Here's the thing: PR is not dead in 2022. Despite what people might make you believe, a little PR boost can do wonders. Product Hunt is usually filled with journalists from big PR firms but you can also reach them individually via cold email. Make it relevant and make it worth their time. Don't drag your outreach message too long. Tell them what you did, how it helps, and invite them to check it out. If your concept clicks with them, you now have a story. 

That being said, big outlets can turn a story on its head, bringing needless negativity and attention to your product. It's important to not use PR as the core marketing strategy but to sort of plug the gaps. You can reach out to journalists from outlets such as WIRED, TechCrunch, Quartz, YCombinator, Entrepreneur, The Next Web, and LifeHacker to stir the pot. But eventually, only the organic interactions will decide your fate.

Launch day red flags

Despite following all the best practices, the launch day can still disappoint you. New founders often fall into these traps so take this opportunity to know about the red flags and how to avoid them.

Asking for share/upvotes

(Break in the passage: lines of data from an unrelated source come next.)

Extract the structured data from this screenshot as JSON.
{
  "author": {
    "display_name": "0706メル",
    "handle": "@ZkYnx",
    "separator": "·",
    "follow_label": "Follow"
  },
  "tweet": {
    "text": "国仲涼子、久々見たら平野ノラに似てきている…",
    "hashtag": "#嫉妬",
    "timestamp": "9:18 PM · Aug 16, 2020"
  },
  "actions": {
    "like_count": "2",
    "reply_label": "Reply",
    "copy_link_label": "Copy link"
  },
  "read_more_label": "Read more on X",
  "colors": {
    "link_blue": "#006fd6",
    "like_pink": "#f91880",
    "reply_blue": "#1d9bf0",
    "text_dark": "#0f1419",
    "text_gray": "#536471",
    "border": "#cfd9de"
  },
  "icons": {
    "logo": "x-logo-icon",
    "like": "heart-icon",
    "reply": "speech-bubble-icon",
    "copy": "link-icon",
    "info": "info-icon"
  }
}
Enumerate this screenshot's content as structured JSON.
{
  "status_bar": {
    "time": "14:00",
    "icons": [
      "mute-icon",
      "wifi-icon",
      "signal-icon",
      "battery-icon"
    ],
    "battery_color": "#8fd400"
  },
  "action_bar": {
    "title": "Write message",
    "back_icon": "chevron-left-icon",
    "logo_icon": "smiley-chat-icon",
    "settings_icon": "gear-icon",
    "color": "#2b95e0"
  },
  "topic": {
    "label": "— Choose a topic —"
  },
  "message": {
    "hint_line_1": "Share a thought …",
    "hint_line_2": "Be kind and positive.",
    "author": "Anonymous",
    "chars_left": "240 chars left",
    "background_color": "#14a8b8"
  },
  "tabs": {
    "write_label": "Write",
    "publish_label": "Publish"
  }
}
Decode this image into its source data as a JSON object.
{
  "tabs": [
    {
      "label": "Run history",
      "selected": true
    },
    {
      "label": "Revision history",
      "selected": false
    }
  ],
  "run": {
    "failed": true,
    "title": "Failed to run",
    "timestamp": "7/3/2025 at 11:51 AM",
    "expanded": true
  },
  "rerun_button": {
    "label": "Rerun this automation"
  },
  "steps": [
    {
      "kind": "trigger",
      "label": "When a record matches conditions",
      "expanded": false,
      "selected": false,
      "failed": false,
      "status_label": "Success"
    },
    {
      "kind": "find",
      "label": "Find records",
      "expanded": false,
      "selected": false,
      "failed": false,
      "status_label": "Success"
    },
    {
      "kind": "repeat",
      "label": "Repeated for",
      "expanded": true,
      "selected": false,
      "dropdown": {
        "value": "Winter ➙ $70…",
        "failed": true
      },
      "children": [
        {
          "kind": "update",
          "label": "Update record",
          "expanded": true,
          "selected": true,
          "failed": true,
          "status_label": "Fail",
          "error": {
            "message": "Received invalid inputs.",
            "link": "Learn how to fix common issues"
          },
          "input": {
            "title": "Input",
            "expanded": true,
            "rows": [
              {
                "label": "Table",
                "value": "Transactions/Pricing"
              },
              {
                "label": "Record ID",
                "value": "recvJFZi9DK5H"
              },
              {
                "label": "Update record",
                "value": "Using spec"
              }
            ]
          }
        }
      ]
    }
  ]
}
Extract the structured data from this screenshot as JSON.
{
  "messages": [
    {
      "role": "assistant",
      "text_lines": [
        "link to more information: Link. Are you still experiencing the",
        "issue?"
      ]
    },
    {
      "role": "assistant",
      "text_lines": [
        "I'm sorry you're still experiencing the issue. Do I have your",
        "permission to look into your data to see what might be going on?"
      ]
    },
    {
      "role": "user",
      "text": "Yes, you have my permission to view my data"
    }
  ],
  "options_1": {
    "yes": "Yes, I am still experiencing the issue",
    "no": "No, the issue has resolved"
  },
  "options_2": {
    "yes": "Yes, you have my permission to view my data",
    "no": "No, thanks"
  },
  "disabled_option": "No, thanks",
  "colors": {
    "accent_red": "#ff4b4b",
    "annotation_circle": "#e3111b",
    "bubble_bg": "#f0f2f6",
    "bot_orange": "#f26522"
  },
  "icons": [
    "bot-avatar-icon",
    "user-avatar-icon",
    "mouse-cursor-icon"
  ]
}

Product Hunt leaderboard is run by the upvotes (along with interactions, legitimacy, and their AI). It can be tempting to ask people to go upvote your product but the website has strong mechanisms to tackle voting manipulations. Asking to share or bump listings in Product Hunt, or Reddit doesn't do your image as an indie founder any good. It's not only futile but also counterintuitive. 

Being absent in comments

Don't just launch and forget it. Be there to address queries and win over prospects. This is as much of a launch of a product as it is the personality of the maker. If you're genuine and charming, people will take a chance on your product, even if it has a couple of glaring flaws. 

Spamming inboxes and social media feed

This again goes back to the practice of upvote farming. Do not stalk users and DM them on LinkedIn, Twitter, or basically any channel you find. Be respectful and let your app do the talking. If you have push notifications integrated into the product, remember to not spam users. 

Taking it to heart

As I said earlier, launches can go south very soon. Don't take criticisms too strongly and try to focus on the problem. It can get disheartening after a barrage of negative comments but remember you did this to get a reality check. Treat this as tough love and move forward. You'll definitely need a hard shell if you're launching in Hacker News.

Just launch it.

A launch is just the beginning 

Product Hunt doesn't let makers launch the same app every day. If you have radical new features, consider launching them as a side project. You can gather feedback and bake it in the main app later. Alternatively, you can reach out to the Product Hunt team ([email protected]) to see if they'd allow the new version of the app to be launched again. 

Be flexible

You'll learn a lot by launching your product. Some of these learnings might be shocking or unexpected. At this stage, it's important to be flexible with your product vision. See if the new approach to the product excites you. If not, let it go. Today's startup world moves at a breakneck speed and you cannot get stuck with an app.

Have backups 

While working on your main project, consider keeping side project(s) alive. They will not only keep you mentally healthy but also allow you to pivot, if things go haywire. 

Next steps

If you have read this far, you should now have a clear idea of launch days. They're not the biggest deals, but they're not something you should push aside. If you feel overwhelmed, take a step back and tell yourself it's just feedback from a few enthusiasts. But once you launch your product, be proactive and communicate with the community — they will become your champions.